**Activity**
The response must reproduce every record in full.
━━━━
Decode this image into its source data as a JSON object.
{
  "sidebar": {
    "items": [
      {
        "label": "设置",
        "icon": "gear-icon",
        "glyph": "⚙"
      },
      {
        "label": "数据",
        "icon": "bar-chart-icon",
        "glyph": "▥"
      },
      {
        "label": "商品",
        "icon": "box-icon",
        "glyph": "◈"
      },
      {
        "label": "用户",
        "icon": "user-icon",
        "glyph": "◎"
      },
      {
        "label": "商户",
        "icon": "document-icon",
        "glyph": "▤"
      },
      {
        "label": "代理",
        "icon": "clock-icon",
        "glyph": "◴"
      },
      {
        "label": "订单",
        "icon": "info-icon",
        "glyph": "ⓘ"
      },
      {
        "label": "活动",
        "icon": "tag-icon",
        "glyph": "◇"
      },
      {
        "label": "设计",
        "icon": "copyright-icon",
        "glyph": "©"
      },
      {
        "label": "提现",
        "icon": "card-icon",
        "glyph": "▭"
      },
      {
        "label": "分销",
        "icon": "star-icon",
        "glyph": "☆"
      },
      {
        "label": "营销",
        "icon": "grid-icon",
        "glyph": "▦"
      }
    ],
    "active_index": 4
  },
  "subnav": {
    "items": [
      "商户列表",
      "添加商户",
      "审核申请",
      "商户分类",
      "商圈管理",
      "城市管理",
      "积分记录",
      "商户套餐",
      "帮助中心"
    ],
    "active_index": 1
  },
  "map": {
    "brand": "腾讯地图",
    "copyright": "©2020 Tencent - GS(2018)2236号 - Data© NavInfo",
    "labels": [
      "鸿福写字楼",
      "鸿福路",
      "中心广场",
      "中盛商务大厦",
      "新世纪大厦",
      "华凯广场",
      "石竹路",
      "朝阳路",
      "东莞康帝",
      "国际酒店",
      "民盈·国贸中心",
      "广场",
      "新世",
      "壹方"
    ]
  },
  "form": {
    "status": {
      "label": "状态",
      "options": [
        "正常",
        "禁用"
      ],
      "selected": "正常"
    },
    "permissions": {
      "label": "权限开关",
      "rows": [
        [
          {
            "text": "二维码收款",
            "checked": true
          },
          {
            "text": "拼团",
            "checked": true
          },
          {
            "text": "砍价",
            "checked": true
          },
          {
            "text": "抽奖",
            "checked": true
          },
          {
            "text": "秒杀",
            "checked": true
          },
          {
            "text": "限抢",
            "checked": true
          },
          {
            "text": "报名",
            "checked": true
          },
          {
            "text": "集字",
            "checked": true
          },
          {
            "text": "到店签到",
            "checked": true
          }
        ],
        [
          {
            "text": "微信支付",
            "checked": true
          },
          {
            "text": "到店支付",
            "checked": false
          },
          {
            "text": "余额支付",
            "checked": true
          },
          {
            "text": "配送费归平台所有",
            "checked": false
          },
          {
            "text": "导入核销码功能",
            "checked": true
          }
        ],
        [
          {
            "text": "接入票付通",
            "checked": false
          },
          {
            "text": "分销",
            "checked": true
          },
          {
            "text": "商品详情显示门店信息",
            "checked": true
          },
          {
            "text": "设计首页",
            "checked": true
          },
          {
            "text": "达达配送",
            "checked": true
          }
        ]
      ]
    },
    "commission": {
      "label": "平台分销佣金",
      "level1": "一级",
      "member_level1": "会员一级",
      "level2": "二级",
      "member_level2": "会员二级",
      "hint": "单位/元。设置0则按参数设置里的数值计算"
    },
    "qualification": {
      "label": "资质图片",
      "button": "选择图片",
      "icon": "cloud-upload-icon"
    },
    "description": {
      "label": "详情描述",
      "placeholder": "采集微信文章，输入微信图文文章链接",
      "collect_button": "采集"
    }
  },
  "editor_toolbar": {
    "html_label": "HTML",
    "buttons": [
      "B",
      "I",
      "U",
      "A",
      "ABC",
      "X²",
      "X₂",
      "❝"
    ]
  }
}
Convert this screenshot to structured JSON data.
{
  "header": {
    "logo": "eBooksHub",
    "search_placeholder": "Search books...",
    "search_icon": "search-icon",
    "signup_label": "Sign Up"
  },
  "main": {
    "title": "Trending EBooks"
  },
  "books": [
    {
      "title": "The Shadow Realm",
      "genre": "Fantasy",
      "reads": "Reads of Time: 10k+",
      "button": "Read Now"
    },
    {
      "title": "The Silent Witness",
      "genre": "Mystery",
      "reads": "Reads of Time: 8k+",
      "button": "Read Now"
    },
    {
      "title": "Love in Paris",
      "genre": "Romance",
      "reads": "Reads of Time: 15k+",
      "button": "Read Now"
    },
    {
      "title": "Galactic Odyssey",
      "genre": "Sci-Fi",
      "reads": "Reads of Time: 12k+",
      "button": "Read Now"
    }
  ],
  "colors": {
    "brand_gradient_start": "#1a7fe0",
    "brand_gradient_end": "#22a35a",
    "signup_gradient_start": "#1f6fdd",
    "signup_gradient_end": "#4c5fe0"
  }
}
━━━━
**Task solution**
Decode this image into its source data as a JSON object.
{
  "sidebar": {
    "items": [
      {
        "label": "设置",
        "icon": "gear-icon",
        "glyph": "⚙"
      },
      {
        "label": "数据",
        "icon": "bar-chart-icon",
        "glyph": "▥"
      },
      {
        "label": "商品",
        "icon": "box-icon",
        "glyph": "◈"
      },
      {
        "label": "用户",
        "icon": "user-icon",
        "glyph": "◎"
      },
      {
        "label": "商户",
        "icon": "document-icon",
        "glyph": "▤"
      },
      {
        "label": "代理",
        "icon": "clock-icon",
        "glyph": "◴"
      },
      {
        "label": "订单",
        "icon": "info-icon",
        "glyph": "ⓘ"
      },
      {
        "label": "活动",
        "icon": "tag-icon",
        "glyph": "◇"
      },
      {
        "label": "设计",
        "icon": "copyright-icon",
        "glyph": "©"
      },
      {
        "label": "提现",
        "icon": "card-icon",
        "glyph": "▭"
      },
      {
        "label": "分销",
        "icon": "star-icon",
        "glyph": "☆"
      },
      {
        "label": "营销",
        "icon": "grid-icon",
        "glyph": "▦"
      }
    ],
    "active_index": 4
  },
  "subnav": {
    "items": [
      "商户列表",
      "添加商户",
      "审核申请",
      "商户分类",
      "商圈管理",
      "城市管理",
      "积分记录",
      "商户套餐",
      "帮助中心"
    ],
    "active_index": 1
  },
  "map": {
    "brand": "腾讯地图",
    "copyright": "©2020 Tencent - GS(2018)2236号 - Data© NavInfo",
    "labels": [
      "鸿福写字楼",
      "鸿福路",
      "中心广场",
      "中盛商务大厦",
      "新世纪大厦",
      "华凯广场",
      "石竹路",
      "朝阳路",
      "东莞康帝",
      "国际酒店",
      "民盈·国贸中心",
      "广场",
      "新世",
      "壹方"
    ]
  },
  "form": {
    "status": {
      "label": "状态",
      "options": [
        "正常",
        "禁用"
      ],
      "selected": "正常"
    },
    "permissions": {
      "label": "权限开关",
      "rows": [
        [
          {
            "text": "二维码收款",
            "checked": true
          },
          {
            "text": "拼团",
            "checked": true
          },
          {
            "text": "砍价",
            "checked": true
          },
          {
            "text": "抽奖",
            "checked": true
          },
          {
            "text": "秒杀",
            "checked": true
          },
          {
            "text": "限抢",
            "checked": true
          },
          {
            "text": "报名",
            "checked": true
          },
          {
            "text": "集字",
            "checked": true
          },
          {
            "text": "到店签到",
            "checked": true
          }
        ],
        [
          {
            "text": "微信支付",
            "checked": true
          },
          {
            "text": "到店支付",
            "checked": false
          },
          {
            "text": "余额支付",
            "checked": true
          },
          {
            "text": "配送费归平台所有",
            "checked": false
          },
          {
            "text": "导入核销码功能",
            "checked": true
          }
        ],
        [
          {
            "text": "接入票付通",
            "checked": false
          },
          {
            "text": "分销",
            "checked": true
          },
          {
            "text": "商品详情显示门店信息",
            "checked": true
          },
          {
            "text": "设计首页",
            "checked": true
          },
          {
            "text": "达达配送",
            "checked": true
          }
        ]
      ]
    },
    "commission": {
      "label": "平台分销佣金",
      "level1": "一级",
      "member_level1": "会员一级",
      "level2": "二级",
      "member_level2": "会员二级",
      "hint": "单位/元。设置0则按参数设置里的数值计算"
    },
    "qualification": {
      "label": "资质图片",
      "button": "选择图片",
      "icon": "cloud-upload-icon"
    },
    "description": {
      "label": "详情描述",
      "placeholder": "采集微信文章，输入微信图文文章链接",
      "collect_button": "采集"
    }
  },
  "editor_toolbar": {
    "html_label": "HTML",
    "buttons": [
      "B",
      "I",
      "U",
      "A",
      "ABC",
      "X²",
      "X₂",
      "❝"
    ]
  }
}
Convert this screenshot to structured JSON data.
{
  "header": {
    "logo": "eBooksHub",
    "search_placeholder": "Search books...",
    "search_icon": "search-icon",
    "signup_label": "Sign Up"
  },
  "main": {
    "title": "Trending EBooks"
  },
  "books": [
    {
      "title": "The Shadow Realm",
      "genre": "Fantasy",
      "reads": "Reads of Time: 10k+",
      "button": "Read Now"
    },
    {
      "title": "The Silent Witness",
      "genre": "Mystery",
      "reads": "Reads of Time: 8k+",
      "button": "Read Now"
    },
    {
      "title": "Love in Paris",
      "genre": "Romance",
      "reads": "Reads of Time: 15k+",
      "button": "Read Now"
    },
    {
      "title": "Galactic Odyssey",
      "genre": "Sci-Fi",
      "reads": "Reads of Time: 12k+",
      "button": "Read Now"
    }
  ],
  "colors": {
    "brand_gradient_start": "#1a7fe0",
    "brand_gradient_end": "#22a35a",
    "signup_gradient_start": "#1f6fdd",
    "signup_gradient_end": "#4c5fe0"
  }
}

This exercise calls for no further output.